** What you have to do **
When a line in the data below includes "Site", pick it out and copy it.

════════════════

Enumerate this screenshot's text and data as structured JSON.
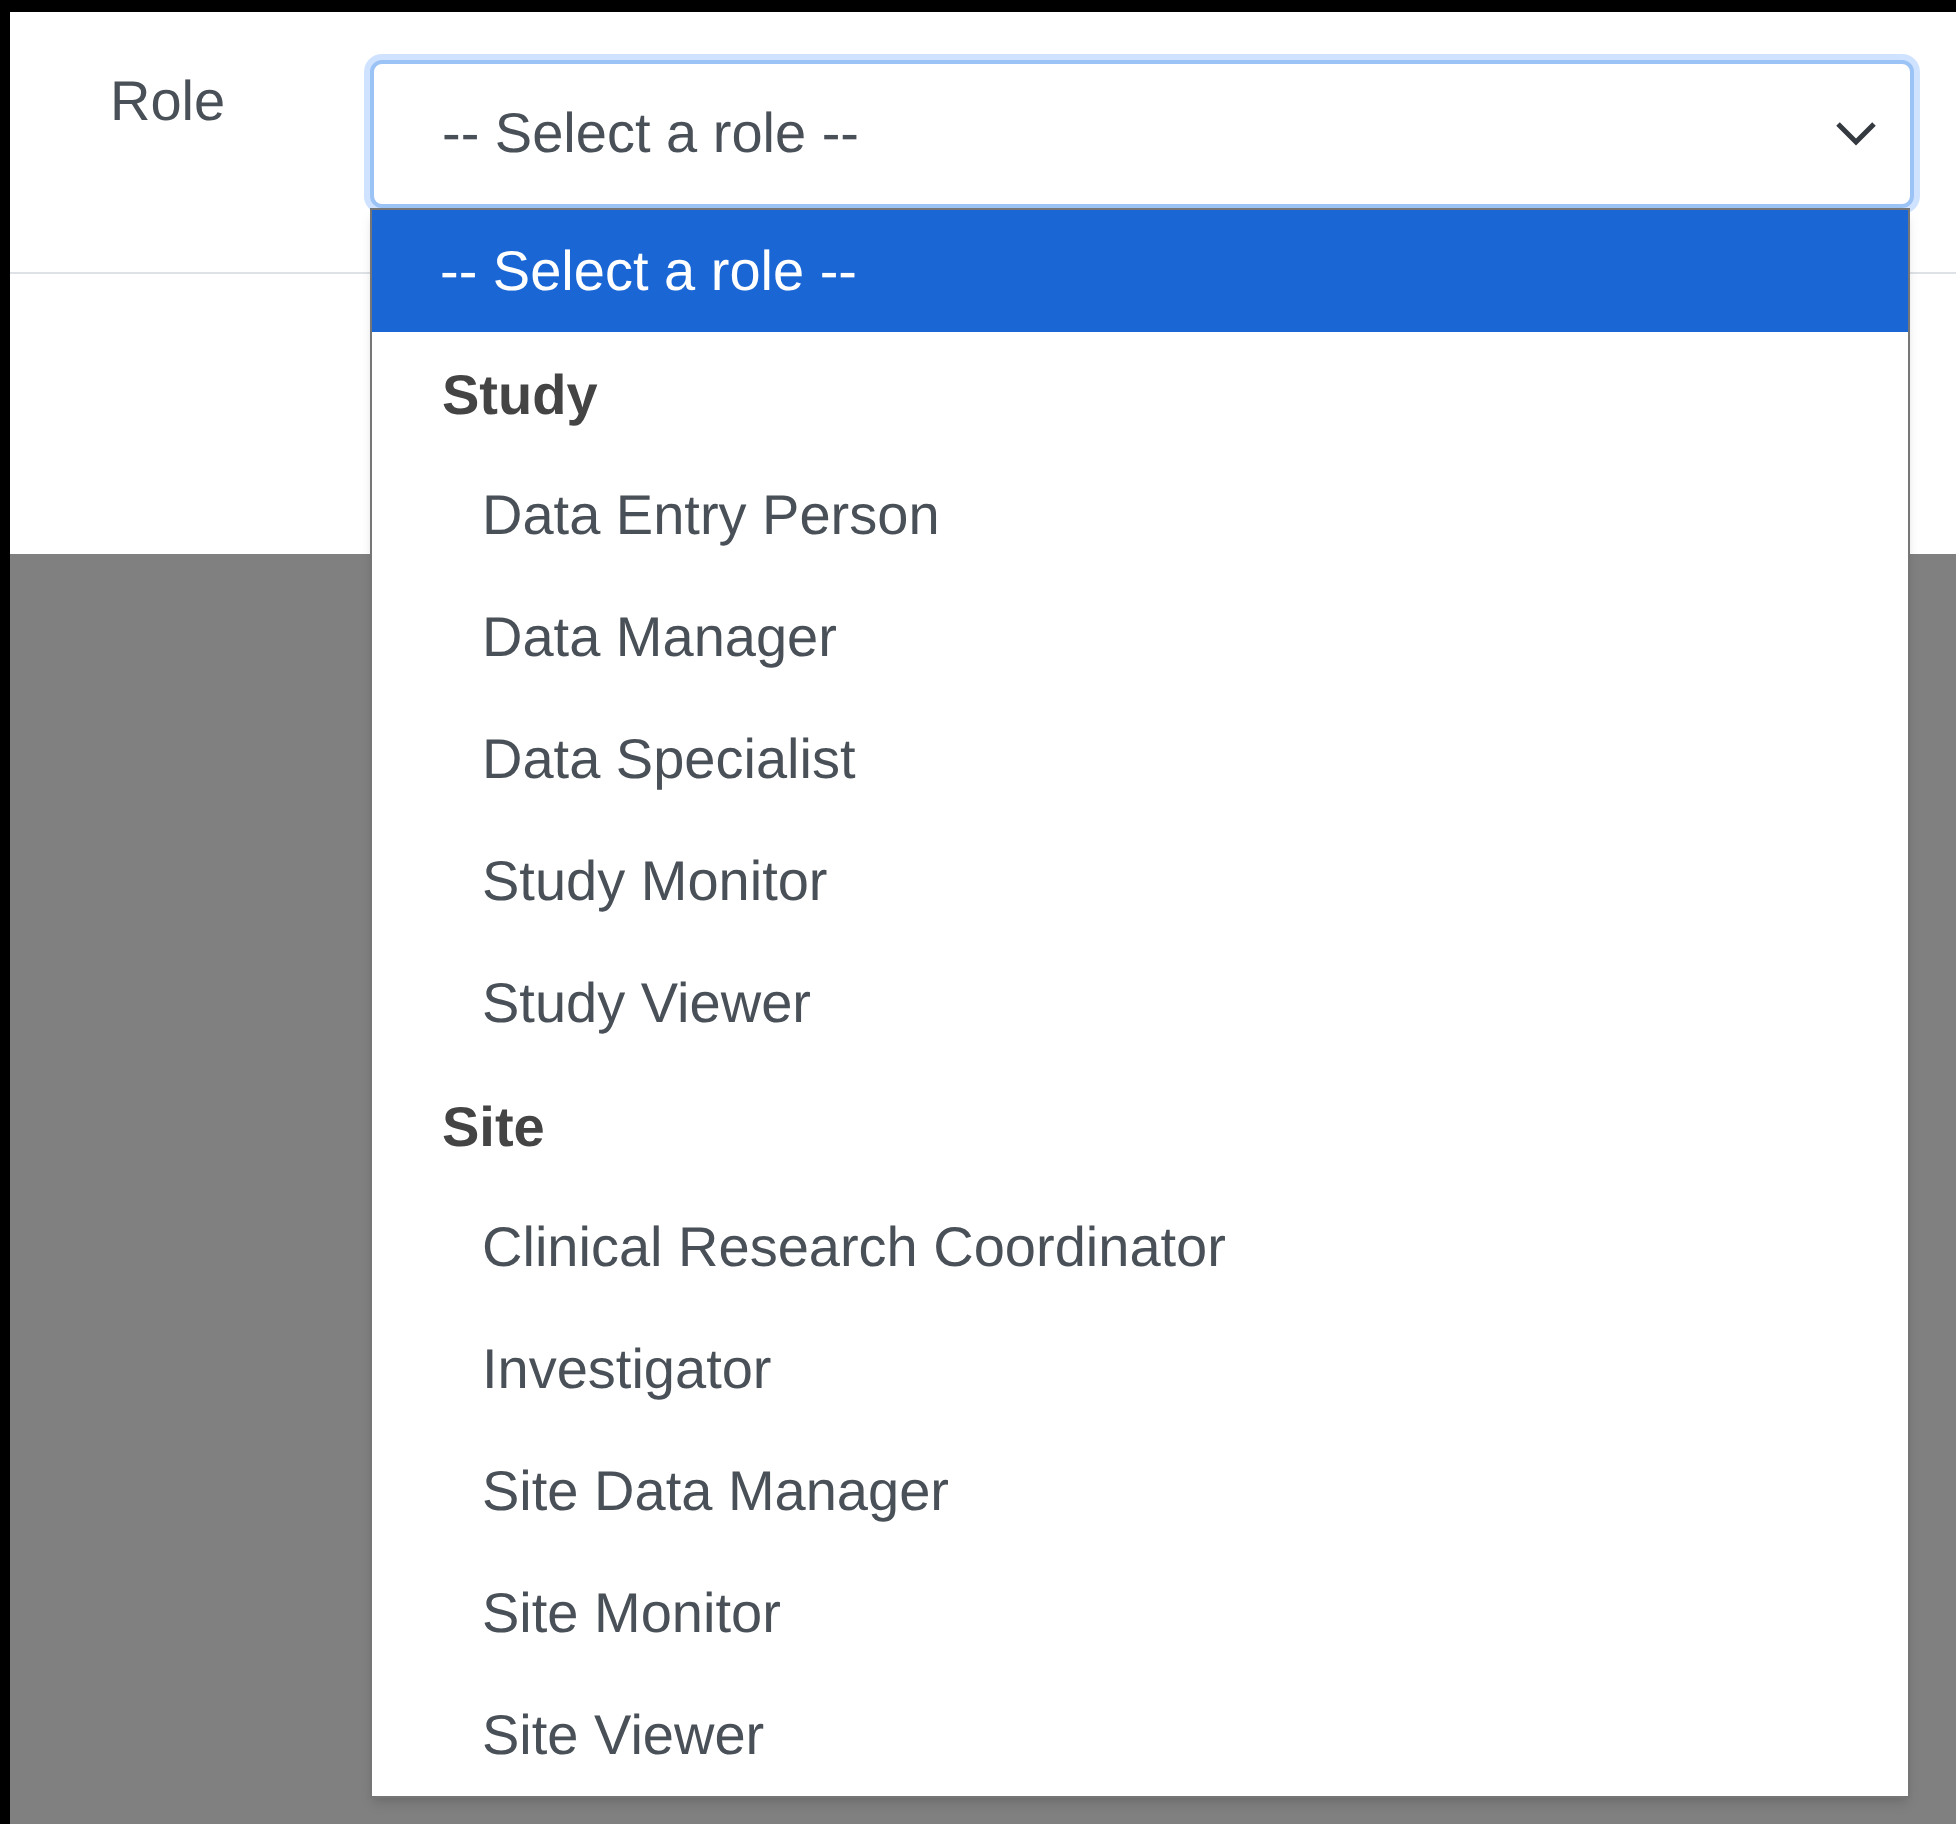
{
  "field": {
    "label": "Role",
    "value": "-- Select a role --",
    "expanded": true
  },
  "dropdown": {
    "options": [
      {
        "label": "-- Select a role --",
        "selected": true
      }
    ],
    "groups": [
      {
        "label": "Study",
        "options": [
          {
            "label": "Data Entry Person",
            "selected": false
          },
          {
            "label": "Data Manager",
            "selected": false
          },
          {
            "label": "Data Specialist",
            "selected": false
          },
          {
            "label": "Study Monitor",
            "selected": false
          },
          {
            "label": "Study Viewer",
            "selected": false
          }
        ]
      },
      {
        "label": "Site",
        "options": [
          {
            "label": "Clinical Research Coordinator",
            "selected": false
          },
          {
            "label": "Investigator",
            "selected": false
          },
          {
            "label": "Site Data Manager",
            "selected": false
          },
          {
            "label": "Site Monitor",
            "selected": false
          },
          {
            "label": "Site Viewer",
            "selected": false
          }
        ]
      }
    ]
  }
}
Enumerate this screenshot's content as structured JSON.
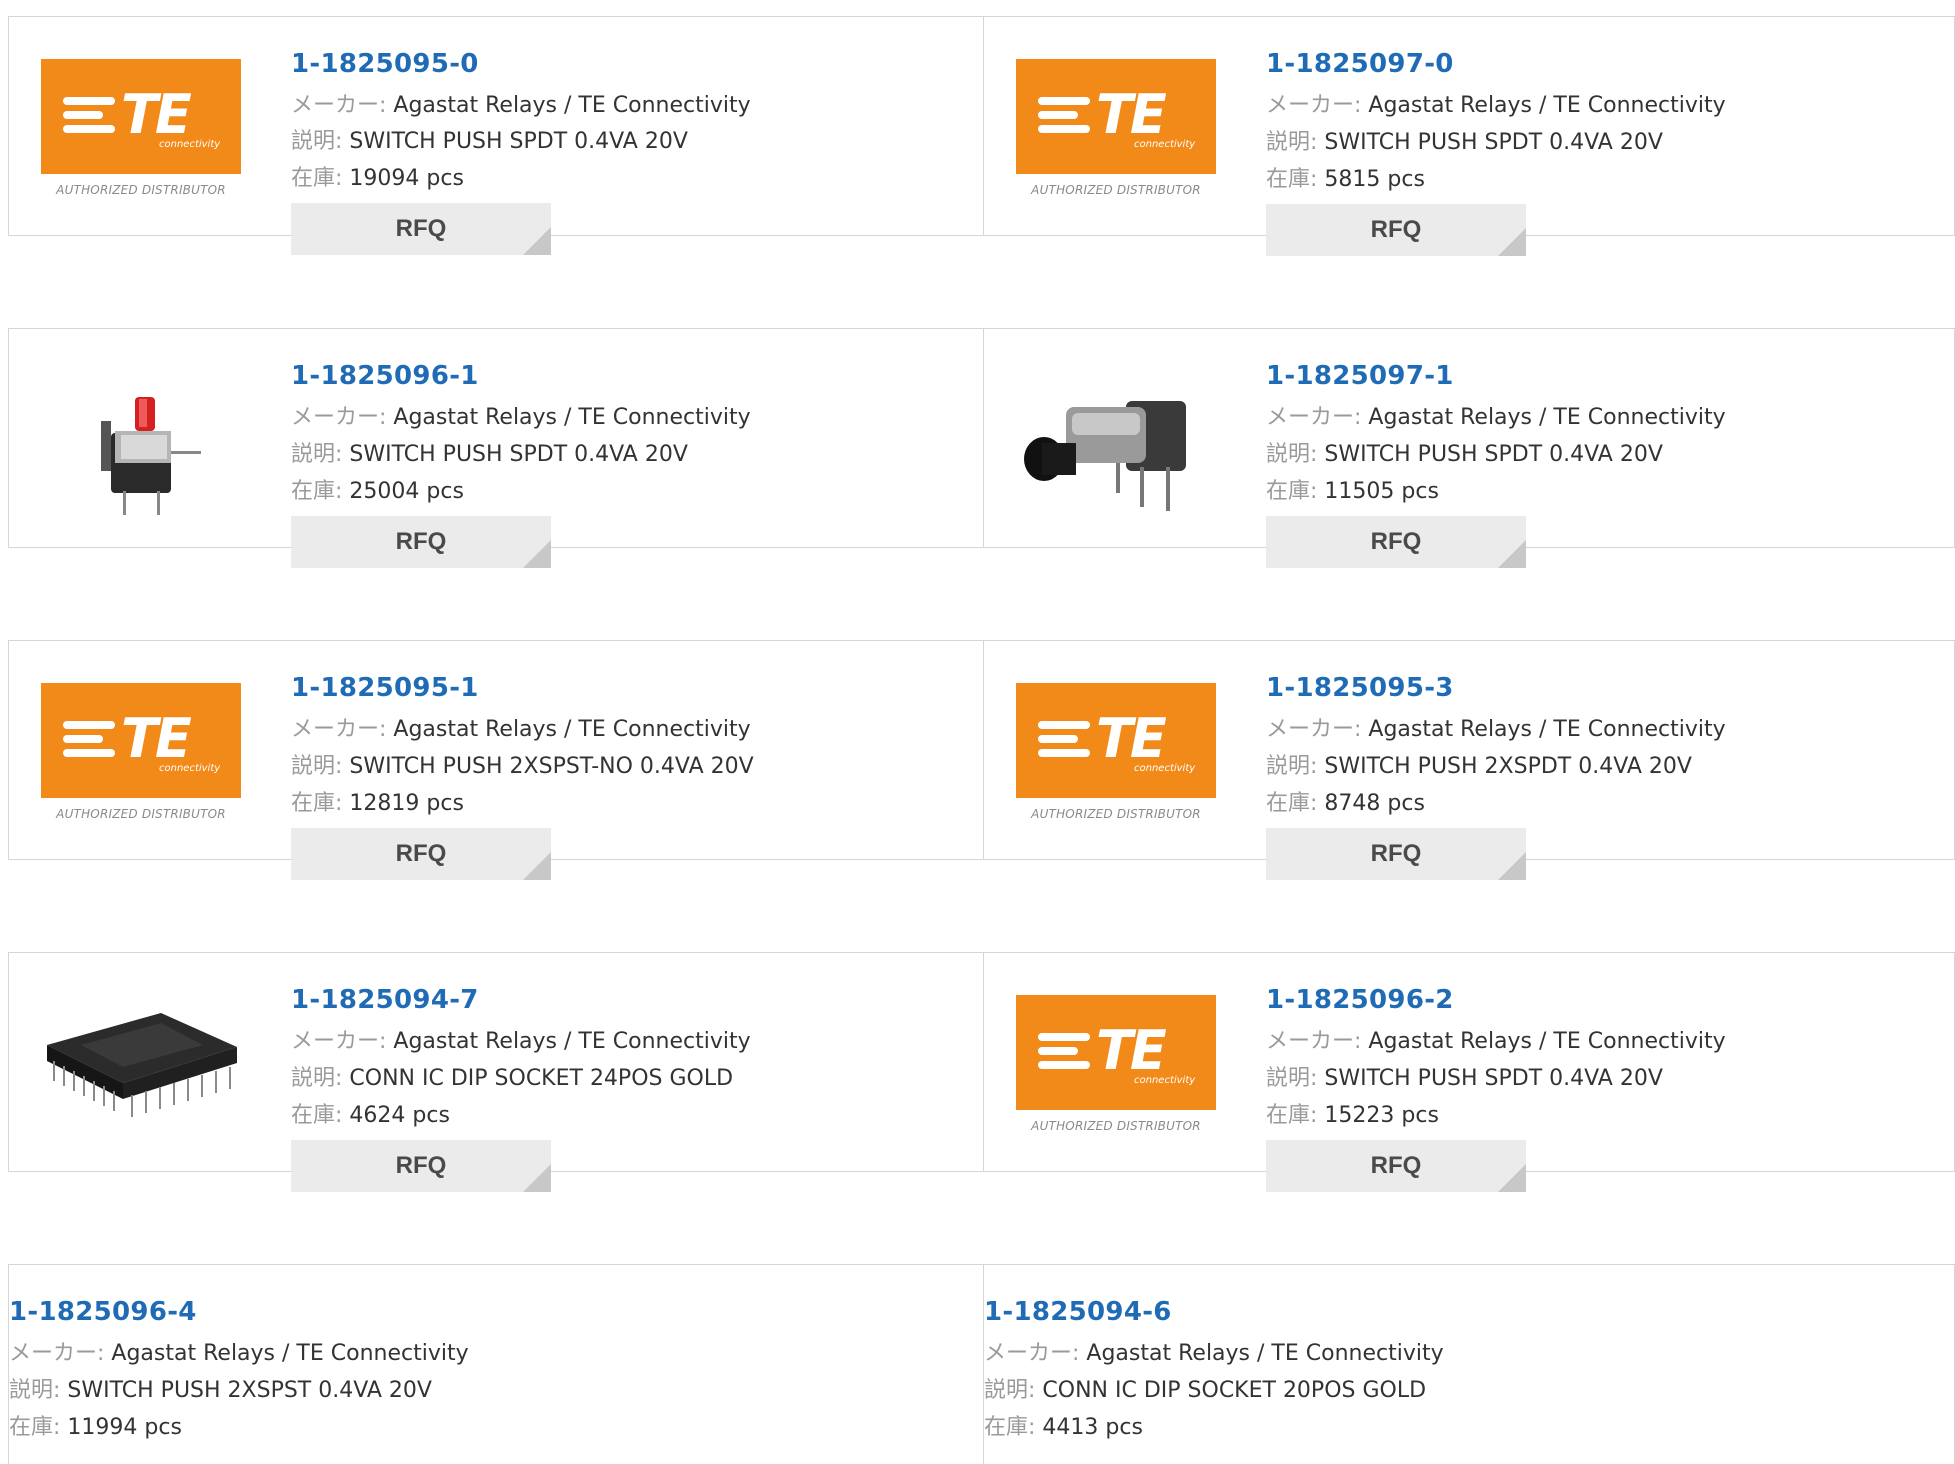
{
  "labels": {
    "maker": "メーカー:",
    "desc": "説明:",
    "stock": "在庫:"
  },
  "rfq_label": "RFQ",
  "logo": {
    "brand": "TE",
    "sub": "connectivity",
    "authorized": "AUTHORIZED DISTRIBUTOR"
  },
  "products": [
    {
      "pn": "1-1825095-0",
      "maker": "Agastat Relays / TE Connectivity",
      "desc": "SWITCH PUSH SPDT 0.4VA 20V",
      "stock": "19094 pcs",
      "image": "te-logo"
    },
    {
      "pn": "1-1825097-0",
      "maker": "Agastat Relays / TE Connectivity",
      "desc": "SWITCH PUSH SPDT 0.4VA 20V",
      "stock": "5815 pcs",
      "image": "te-logo"
    },
    {
      "pn": "1-1825096-1",
      "maker": "Agastat Relays / TE Connectivity",
      "desc": "SWITCH PUSH SPDT 0.4VA 20V",
      "stock": "25004 pcs",
      "image": "red-push-switch"
    },
    {
      "pn": "1-1825097-1",
      "maker": "Agastat Relays / TE Connectivity",
      "desc": "SWITCH PUSH SPDT 0.4VA 20V",
      "stock": "11505 pcs",
      "image": "black-push-switch"
    },
    {
      "pn": "1-1825095-1",
      "maker": "Agastat Relays / TE Connectivity",
      "desc": "SWITCH PUSH 2XSPST-NO 0.4VA 20V",
      "stock": "12819 pcs",
      "image": "te-logo"
    },
    {
      "pn": "1-1825095-3",
      "maker": "Agastat Relays / TE Connectivity",
      "desc": "SWITCH PUSH 2XSPDT 0.4VA 20V",
      "stock": "8748 pcs",
      "image": "te-logo"
    },
    {
      "pn": "1-1825094-7",
      "maker": "Agastat Relays / TE Connectivity",
      "desc": "CONN IC DIP SOCKET 24POS GOLD",
      "stock": "4624 pcs",
      "image": "dip-socket"
    },
    {
      "pn": "1-1825096-2",
      "maker": "Agastat Relays / TE Connectivity",
      "desc": "SWITCH PUSH SPDT 0.4VA 20V",
      "stock": "15223 pcs",
      "image": "te-logo"
    },
    {
      "pn": "1-1825096-4",
      "maker": "Agastat Relays / TE Connectivity",
      "desc": "SWITCH PUSH 2XSPST 0.4VA 20V",
      "stock": "11994 pcs"
    },
    {
      "pn": "1-1825094-6",
      "maker": "Agastat Relays / TE Connectivity",
      "desc": "CONN IC DIP SOCKET 20POS GOLD",
      "stock": "4413 pcs"
    }
  ]
}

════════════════

** Answer to this problem **
        "label": "Site",
            "label": "Site Data Manager",
            "label": "Site Monitor",
            "label": "Site Viewer",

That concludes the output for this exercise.